I think I’d rather watch The Equestrian Vortex.

Film Review: Entrance [2012]


I think that this film was suggested to me by an acquaintance.
I think we were having a conversation about moody psychological horror films that were a “slow burn”.
The kind of psychological horror film that slowly creeps up on you and before you know it, it’s inside your head, knocking all of your favorite cherished things off of the shelves in your mind.
Unfortunately, this was not one of those films.
Slow, yes. It was quite slow.
For the first two-thirds of the film we follow a plain/pretty twenty-something barista as she walks back and forth from work and goes to sleep and wakes up and feeds her dog and little else.
Yes, I got the sense that she was supposed to be “alienated”. Alone in the city.
Surrounded by people, but unable to establish a deep and meaningful connection with any of them.
I got that.
But I also got bored.
I spent the first two-thirds kind of admiring the sense of “pace” that is rarely seen in contemporary American films and I was, indeed, hoping that it would be a slow-burn.
I was also hoping that this wasn’t the kind of film that had subtle fore-shadowing so you’d feel compelled to watch the film twice to notice the prophetic moments that you didn’t notice the first time through.
Because I truly didn’t want to watch the first two-thirds of this film again.
Thankfully, if it was, I don’t care, because I’m not going to watch this again.
Because at the two-third point, suddenly the film turns into an artless masked killer with an ax movie.
At least it got interesting, but it didn’t make up for the first hour and a half of boring.
The lead gets knocked down, knocked out, and tied and taped and gagged.
Then she spends the last third of the film kind of trying to escape and hide from the masked ax killer.
I think that the first two-thirds of the film were supposed to build a sympathetic interest in the lead actress so that we would be invested in her fate.   But they didn’t and I wasn’t and I didn’t care if she escaped or was given a brand new ax wound as a goodbye gift.
The supporting characters are also a group of those forgettable average low-level hipster-types with half-hearted beards and shaggy haircuts and collared shirts with the collars and cuffs roguishly unbuttoned.   I was also unable to care about what happened to any of these characters who sort of pointlessly drift in and out of the view of the camera saying and doing nothing worth remembering

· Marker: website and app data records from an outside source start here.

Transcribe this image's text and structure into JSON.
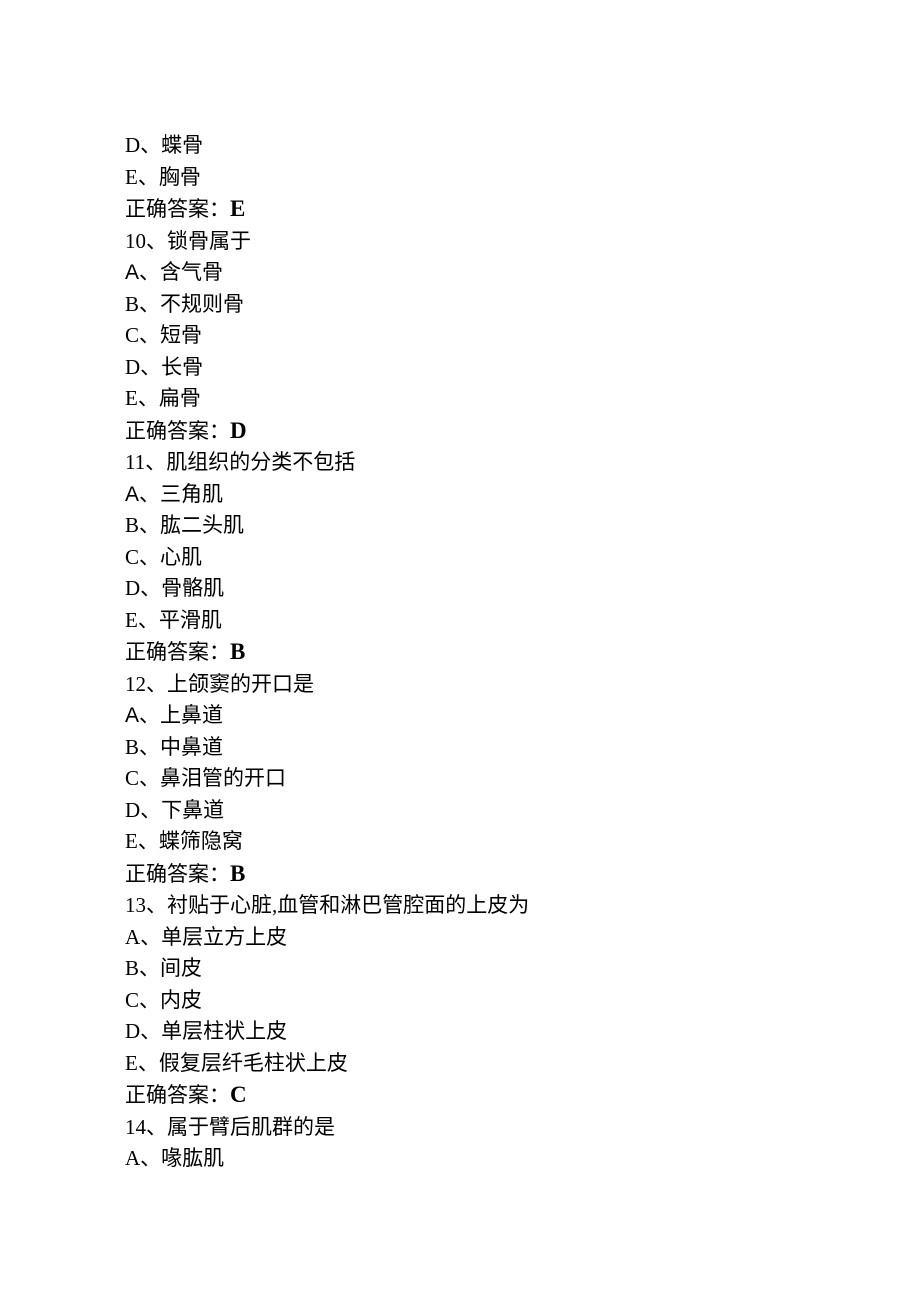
{
  "lines": {
    "l1": "D、蝶骨",
    "l2": "E、胸骨",
    "l3_label": "正确答案：",
    "l3_answer": "E",
    "l4": "10、锁骨属于",
    "l5_letter": "A",
    "l5_rest": "、含气骨",
    "l6": "B、不规则骨",
    "l7": "C、短骨",
    "l8": "D、长骨",
    "l9": "E、扁骨",
    "l10_label": "正确答案：",
    "l10_answer": "D",
    "l11": "11、肌组织的分类不包括",
    "l12_letter": "A",
    "l12_rest": "、三角肌",
    "l13": "B、肱二头肌",
    "l14": "C、心肌",
    "l15": "D、骨骼肌",
    "l16": "E、平滑肌",
    "l17_label": "正确答案：",
    "l17_answer": "B",
    "l18": "12、上颌窦的开口是",
    "l19_letter": "A",
    "l19_rest": "、上鼻道",
    "l20": "B、中鼻道",
    "l21": "C、鼻泪管的开口",
    "l22": "D、下鼻道",
    "l23": "E、蝶筛隐窝",
    "l24_label": "正确答案：",
    "l24_answer": "B",
    "l25": "13、衬贴于心脏,血管和淋巴管腔面的上皮为",
    "l26": "A、单层立方上皮",
    "l27": "B、间皮",
    "l28": "C、内皮",
    "l29": "D、单层柱状上皮",
    "l30": "E、假复层纤毛柱状上皮",
    "l31_label": "正确答案：",
    "l31_answer": "C",
    "l32": "14、属于臂后肌群的是",
    "l33": "A、喙肱肌"
  }
}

Perhaps this was an attempt at an existential slasher film.
An exploration of ennui.
If so, the formulaic execution of the final third of the film confounds this intention.
To the films credit, it wasn’t unwatchable. I made it all the way through to the end.

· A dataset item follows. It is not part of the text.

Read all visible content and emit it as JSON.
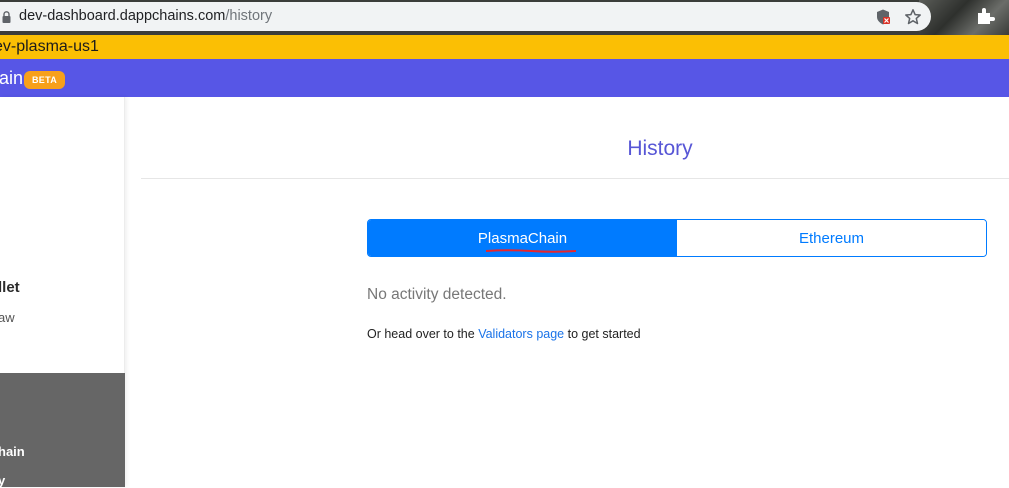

Also the soundtrack was complimentary to the images and the first two-thirds of the film were quite believable.   And boring.
The actors were naturalistic and believable and their performances weren’t overly self-conscious or presentational. But they were still forgettable.
The camera seems to have been operated completely handheld.
If done well, this method can add a believable and naturalistic feel to the composition of scenes and can be quite immersive.   Unfortunately in this film, it was not used successfully, and the camera movement soon becomes a character in itself, making the camera operator a character in the film as they follow the actress at close-range, seeming to improvise every shot, making it up as they go along.
If they had the actress do something other than get ambushed and bound and play hide-and-go-seek for a third of the film it might have made an interesting drama along the lines of Paris, Texas (1984) or Bodies, Rest, and Motion (1993), or Next Stop Wonderland (1998).   But they didn’t and it didn’t.
I checked out the listing on and the synopsis is as follows:
“ENTRANCE is about the limits of our perception, how the things lurking on the periphery of our lives can lead to horrific conclusions; about how she fell out of love with the city, but it wouldn't let her go.”
This may have been the intention of the creators, but it certainly was not the end result.
I gave them three stars on because I was able to endure the whole thing and they were at least successful in combining sound and moving images to tell a story.
But I wouldn’t want to subject myself to this two-thirds boring / one-third unimaginative contemporary slasher film again.

On the Internet: